|Primary Investigator:||Zheng, Wei|
|Organization:||Vanderbilt University Med Ctr|
|Project Title:||Evaluation of Predictors for Recurrent Adenomas|
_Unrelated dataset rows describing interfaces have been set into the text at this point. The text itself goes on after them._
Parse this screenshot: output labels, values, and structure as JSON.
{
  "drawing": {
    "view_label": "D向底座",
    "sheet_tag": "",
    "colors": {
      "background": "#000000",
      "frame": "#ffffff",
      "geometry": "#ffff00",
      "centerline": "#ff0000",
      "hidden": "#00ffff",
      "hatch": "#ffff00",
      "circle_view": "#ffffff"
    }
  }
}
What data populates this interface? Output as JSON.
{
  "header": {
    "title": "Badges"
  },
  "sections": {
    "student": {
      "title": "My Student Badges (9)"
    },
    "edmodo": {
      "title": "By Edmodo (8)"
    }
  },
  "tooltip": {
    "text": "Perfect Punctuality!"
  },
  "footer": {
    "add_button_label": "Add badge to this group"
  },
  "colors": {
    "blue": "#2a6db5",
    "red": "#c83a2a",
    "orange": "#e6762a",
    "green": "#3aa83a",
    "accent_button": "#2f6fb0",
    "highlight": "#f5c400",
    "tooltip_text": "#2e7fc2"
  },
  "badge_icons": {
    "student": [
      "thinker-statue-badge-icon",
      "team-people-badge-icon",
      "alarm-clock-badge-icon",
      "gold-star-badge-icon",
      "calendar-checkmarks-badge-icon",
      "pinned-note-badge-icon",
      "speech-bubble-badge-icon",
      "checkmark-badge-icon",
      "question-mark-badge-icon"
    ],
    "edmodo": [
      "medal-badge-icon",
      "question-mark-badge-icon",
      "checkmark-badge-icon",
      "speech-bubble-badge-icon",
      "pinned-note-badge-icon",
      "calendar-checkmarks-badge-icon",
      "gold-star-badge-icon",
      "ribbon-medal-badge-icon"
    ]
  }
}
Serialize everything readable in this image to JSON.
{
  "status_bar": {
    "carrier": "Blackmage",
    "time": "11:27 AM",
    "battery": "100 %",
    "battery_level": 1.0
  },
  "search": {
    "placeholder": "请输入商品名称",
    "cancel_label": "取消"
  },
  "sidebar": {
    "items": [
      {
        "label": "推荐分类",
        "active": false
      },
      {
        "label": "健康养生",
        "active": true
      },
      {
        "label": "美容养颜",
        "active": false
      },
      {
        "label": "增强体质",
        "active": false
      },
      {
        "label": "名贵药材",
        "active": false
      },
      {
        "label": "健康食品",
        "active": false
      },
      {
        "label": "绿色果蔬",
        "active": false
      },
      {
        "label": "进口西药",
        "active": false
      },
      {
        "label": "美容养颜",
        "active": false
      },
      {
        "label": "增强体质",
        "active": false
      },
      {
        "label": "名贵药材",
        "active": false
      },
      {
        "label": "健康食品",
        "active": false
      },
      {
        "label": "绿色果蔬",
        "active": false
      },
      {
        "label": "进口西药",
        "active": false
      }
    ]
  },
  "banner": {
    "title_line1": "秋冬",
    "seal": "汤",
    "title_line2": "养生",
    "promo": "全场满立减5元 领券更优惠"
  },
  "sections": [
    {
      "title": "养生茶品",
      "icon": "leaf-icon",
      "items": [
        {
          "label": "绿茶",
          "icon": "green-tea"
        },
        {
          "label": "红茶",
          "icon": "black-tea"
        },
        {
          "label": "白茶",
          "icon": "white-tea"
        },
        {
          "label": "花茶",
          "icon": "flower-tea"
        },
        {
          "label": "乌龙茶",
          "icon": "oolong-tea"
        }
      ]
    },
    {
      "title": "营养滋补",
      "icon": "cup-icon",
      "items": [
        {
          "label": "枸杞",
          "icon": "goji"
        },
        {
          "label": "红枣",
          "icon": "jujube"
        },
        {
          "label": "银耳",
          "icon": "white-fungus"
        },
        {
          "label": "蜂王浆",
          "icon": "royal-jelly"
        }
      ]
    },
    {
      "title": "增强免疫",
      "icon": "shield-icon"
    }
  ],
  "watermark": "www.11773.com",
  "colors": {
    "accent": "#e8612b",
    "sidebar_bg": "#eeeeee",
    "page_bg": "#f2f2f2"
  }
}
DESCRIPTION: (Adapted from the Investigator's Abstract) Most colorectal cancers arise from adenomatous polyps of the large bowel. Patients who have had one or more adenomas removed are at an increased risk of developing multiple sequential (metachronous) or recurrent adenomas. Studies assessing predictors for recurrent adenomas will provide valuable information for designing individualized, cost-effective, surveillance strategies for adenoma patients after initial polypectomy. This proposed study will build upon a recently completed case-control study in Minnesota, in which 574 incident adenoma patients were recruited and comprehensive information on environmental and lifestyle factors and pathologic characteristic of the initial adenomas were collected. Blood samples from these patients were also obtained and are currently being analyzed for polymorphisms of the familial polyposis gene (APC) and genes that encode N-acetyltransferases (NAT) and glutatathione S-transferase (GST). The investigators propose to follow these adenoma patients for 5 years to assess potential predictors for recurrent adenomas. In addition to the above mentioned existing data, paraffin embedded tissue blocks of the initial adenomas will be collected from all patients and analyzed for selected tumorigenesis markers, k-ras and p53 gene mutations and cell proliferation activity. These tumorigenesis markers will be analyzed along with previously collected data on lifestyle factors, pathologic characteristics of incident adenomas, and genetic susceptibility markers, in relation to adenoma recurrence. The feasibility of the study has been clearly demonstrated in our pilot studies. Further, because the study population is well characterized and a large proportion of data has already been collected, the proposed study will be extremely cost-effective. The results of this study are likely to have great implications for cost-effective managed care of adenoma patients to reduce morbidity and mortality of colorectal cancer, one of the most common malignancies in this country.